Lower Manhattan resident who is the community representative on the technical
panel of experts that has been advising the environmental agency for the past 14
months, said she doubted that the plan would "put the issue to rest."
Among other criticism, Ms. McVay Hughes said the federal officials are being
unrealistic about the potential danger within apartments. For example, she said,
the plan does not consider hazardous material found beneath beds to pose a
serious threat, while parents know that children love to hide there.
The plan was also criticized because it raises the possibility that if asbestos
or lead is discovered without slag wool present, the owners or occupants will be
left to clean up the hazards without help from the government. And because the
sampling program is voluntary, concerns were raised that the potential liability
could keep building owners from participating.
E. Timothy Oppelt, the acting assistant administrator for research and
development for the environmental agency and the interim chairman of the
technical panel, acknowledged that some landlords might not take part if they
knew they might be stuck paying for a cleanup. But he said others might see the
possibility of getting a clean bill of health as a selling point.
Such problems are unavoidable, Mr. Oppelt said. "There are people in the
community who think we should come in with jackboots and tell people they must
do this and must do that, but we're not going to do that," Mr. Oppelt said.
Mr. Oppelt said 150 buildings in Lower Manhattan and Brooklyn will form a
spatially balanced sample, a technique used for testing environmental conditions
on lakes, rivers and streams. Some of them may have been cleaned in the 2002
voluntary program, in which 4,100 apartments below Canal Street in Lower
Manhattan were scrubbed, but most were not cleaned professionally.
Officials expect to spend five months or more trying to enlist enough building
owners. If the sample falls below 120 buildings, it will be considered
unreliable and will throw the results of the study into question.
If the sampling shows extensive contamination far from ground zero, the testing
area may have to be expanded, Mr. Oppelt said.
Officials said they did not know how much of the area to be sampled might still

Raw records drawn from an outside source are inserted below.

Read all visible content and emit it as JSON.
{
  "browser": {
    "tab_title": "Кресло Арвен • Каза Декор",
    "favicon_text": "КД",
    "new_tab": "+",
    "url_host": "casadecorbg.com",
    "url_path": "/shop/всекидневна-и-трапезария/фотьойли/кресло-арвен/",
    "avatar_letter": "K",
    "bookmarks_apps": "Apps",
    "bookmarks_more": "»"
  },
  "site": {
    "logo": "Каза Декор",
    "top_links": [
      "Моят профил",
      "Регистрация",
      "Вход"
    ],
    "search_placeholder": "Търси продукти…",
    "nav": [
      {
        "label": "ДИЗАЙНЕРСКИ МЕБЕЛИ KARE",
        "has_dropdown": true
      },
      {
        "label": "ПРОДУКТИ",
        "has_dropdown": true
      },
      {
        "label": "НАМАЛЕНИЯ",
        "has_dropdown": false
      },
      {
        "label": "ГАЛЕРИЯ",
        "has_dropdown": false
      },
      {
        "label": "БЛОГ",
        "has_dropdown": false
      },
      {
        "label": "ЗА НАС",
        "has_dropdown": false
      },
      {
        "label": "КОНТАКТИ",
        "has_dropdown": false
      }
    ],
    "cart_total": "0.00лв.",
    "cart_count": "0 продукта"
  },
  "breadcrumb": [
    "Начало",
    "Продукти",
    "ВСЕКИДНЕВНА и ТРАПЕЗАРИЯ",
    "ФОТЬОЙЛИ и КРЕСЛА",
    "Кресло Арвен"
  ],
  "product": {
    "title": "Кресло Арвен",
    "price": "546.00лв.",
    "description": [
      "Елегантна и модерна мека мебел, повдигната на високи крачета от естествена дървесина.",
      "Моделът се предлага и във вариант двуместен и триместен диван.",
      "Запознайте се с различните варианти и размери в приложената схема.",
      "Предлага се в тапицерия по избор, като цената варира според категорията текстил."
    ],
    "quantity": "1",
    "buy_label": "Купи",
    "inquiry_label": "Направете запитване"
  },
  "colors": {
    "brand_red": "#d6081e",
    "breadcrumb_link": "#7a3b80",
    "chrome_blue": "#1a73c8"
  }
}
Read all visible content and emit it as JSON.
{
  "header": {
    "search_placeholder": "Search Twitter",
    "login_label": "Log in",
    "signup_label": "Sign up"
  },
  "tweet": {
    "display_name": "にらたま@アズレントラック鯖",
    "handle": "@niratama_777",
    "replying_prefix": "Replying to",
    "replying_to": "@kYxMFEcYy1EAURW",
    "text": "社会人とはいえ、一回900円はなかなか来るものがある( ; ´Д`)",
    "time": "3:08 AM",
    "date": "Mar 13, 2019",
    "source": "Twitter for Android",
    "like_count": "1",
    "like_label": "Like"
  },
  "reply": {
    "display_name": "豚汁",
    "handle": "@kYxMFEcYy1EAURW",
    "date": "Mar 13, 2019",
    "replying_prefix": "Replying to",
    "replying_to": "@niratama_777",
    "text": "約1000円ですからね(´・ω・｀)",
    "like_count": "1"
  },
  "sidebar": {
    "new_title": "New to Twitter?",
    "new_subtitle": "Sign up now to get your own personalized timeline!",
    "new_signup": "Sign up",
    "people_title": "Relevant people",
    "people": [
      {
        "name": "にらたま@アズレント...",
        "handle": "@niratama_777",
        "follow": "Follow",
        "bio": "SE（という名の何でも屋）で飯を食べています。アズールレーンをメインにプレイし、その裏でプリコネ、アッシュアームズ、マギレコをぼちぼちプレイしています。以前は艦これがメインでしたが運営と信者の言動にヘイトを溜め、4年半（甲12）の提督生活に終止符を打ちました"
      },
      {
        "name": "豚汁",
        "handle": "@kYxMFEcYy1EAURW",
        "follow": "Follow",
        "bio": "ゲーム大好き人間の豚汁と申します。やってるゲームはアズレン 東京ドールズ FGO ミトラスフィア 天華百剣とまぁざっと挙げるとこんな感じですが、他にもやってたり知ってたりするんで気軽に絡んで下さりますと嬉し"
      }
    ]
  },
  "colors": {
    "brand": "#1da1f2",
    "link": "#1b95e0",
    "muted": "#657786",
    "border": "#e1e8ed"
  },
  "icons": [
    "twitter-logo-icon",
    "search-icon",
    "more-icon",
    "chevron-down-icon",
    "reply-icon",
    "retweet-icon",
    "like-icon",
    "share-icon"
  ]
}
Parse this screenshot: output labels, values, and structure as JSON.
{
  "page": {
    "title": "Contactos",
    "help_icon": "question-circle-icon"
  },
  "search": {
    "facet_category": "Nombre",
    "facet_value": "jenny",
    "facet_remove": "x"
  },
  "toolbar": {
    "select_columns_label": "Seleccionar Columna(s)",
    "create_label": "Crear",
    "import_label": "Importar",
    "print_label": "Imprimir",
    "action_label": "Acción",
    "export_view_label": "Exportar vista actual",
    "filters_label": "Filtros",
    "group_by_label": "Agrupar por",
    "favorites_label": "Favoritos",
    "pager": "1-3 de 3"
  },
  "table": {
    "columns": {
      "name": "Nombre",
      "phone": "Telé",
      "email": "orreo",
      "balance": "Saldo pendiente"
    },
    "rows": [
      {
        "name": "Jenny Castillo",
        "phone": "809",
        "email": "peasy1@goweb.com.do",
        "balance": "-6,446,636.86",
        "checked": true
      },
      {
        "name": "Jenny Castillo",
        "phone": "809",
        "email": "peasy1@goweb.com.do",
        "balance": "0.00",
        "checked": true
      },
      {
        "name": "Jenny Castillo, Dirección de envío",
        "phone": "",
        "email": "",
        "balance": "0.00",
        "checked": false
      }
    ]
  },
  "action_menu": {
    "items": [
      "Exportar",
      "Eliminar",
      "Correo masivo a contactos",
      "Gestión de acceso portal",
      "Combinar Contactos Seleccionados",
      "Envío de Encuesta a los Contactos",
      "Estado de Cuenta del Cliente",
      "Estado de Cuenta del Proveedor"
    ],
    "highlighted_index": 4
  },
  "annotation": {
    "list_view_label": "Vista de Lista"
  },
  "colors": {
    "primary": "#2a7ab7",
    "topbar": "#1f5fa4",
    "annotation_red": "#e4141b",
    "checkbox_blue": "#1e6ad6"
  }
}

be contaminated. But in the 2002 cleanup program, levels of asbestos that
exceeded acceptable standards were found in only 1 percent of the homes tested.
David M. Newman, an industrial hygienist who is a member of the expert panel,
said the current plan is a significant improvement over the 2002 cleanup but
still falls short of settling, once and for all, the extent of the hazards from
The draft plan will be discussed at a hearing of the technical panel on May 24.
Copyright 2005 The New York Times Company
FAIR USE NOTICE
This article contains copyrighted material, the use of which has not always been
specifically authorized by the copyright owner. I am making such material available in my
efforts to advance understanding of democracy, economic, environmental, human rights,
political, scientific, and social justice issues, among others. I believe this constitutes
a 'fair use' of any such copyrighted material as provided for in section 107 of the US
Copyright Law. In accordance with Title 17 U.S.C. Section 107,
the material in this article is distributed without profit for research and educational
Take me back to learn more